* [Items from an interface collection]
• • • • • • •
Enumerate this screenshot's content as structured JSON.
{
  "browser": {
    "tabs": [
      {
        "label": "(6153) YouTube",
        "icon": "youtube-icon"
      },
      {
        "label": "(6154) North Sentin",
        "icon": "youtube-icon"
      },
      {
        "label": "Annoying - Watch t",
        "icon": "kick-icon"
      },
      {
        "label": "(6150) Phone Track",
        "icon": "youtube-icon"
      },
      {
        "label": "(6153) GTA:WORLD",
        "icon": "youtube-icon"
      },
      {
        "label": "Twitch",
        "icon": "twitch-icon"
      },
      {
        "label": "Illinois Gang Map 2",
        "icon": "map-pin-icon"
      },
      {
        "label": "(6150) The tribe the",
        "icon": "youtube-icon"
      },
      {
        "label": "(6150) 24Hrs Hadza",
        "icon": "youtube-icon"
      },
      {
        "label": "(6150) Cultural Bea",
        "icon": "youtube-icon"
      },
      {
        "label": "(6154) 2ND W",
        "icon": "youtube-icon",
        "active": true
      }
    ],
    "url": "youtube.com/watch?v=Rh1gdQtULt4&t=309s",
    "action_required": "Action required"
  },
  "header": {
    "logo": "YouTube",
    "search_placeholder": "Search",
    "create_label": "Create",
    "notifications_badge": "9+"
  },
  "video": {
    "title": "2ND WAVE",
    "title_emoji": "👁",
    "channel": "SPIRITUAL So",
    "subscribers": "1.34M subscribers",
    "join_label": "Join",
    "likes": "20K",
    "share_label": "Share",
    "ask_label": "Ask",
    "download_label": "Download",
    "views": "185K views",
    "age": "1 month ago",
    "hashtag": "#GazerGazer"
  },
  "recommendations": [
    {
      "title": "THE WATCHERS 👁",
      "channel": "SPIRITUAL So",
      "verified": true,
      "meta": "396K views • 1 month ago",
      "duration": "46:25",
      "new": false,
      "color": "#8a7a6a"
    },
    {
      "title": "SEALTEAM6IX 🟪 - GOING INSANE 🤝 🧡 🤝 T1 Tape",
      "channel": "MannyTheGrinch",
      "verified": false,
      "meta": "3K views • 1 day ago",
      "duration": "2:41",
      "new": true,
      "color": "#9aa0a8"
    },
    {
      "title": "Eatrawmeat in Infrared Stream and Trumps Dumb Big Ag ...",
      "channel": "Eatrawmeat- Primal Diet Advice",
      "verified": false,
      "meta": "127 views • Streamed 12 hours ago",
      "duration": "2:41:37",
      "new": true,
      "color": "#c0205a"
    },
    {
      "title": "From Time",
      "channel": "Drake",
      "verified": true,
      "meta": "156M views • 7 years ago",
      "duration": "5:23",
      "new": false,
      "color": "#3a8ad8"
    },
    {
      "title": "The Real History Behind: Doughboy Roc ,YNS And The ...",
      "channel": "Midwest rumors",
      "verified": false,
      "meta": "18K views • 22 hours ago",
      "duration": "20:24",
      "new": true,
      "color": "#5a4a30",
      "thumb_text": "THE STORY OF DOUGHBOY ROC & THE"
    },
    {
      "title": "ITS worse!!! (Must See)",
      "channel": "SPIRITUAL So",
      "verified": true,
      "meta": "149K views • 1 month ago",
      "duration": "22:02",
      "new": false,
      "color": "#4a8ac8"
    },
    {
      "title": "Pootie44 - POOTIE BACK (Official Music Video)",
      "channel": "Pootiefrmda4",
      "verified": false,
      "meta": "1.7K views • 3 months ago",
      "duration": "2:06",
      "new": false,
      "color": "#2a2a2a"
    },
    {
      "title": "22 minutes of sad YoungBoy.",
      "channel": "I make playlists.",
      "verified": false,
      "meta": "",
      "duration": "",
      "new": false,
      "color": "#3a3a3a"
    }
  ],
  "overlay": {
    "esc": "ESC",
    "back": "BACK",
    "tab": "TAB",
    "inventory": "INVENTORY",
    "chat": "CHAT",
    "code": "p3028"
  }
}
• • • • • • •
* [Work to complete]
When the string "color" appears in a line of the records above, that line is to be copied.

* [Result]
      "color": "#8a7a6a"
      "color": "#9aa0a8"
      "color": "#c0205a"
      "color": "#3a8ad8"
      "color": "#5a4a30",
      "color": "#4a8ac8"
      "color": "#2a2a2a"
      "color": "#3a3a3a"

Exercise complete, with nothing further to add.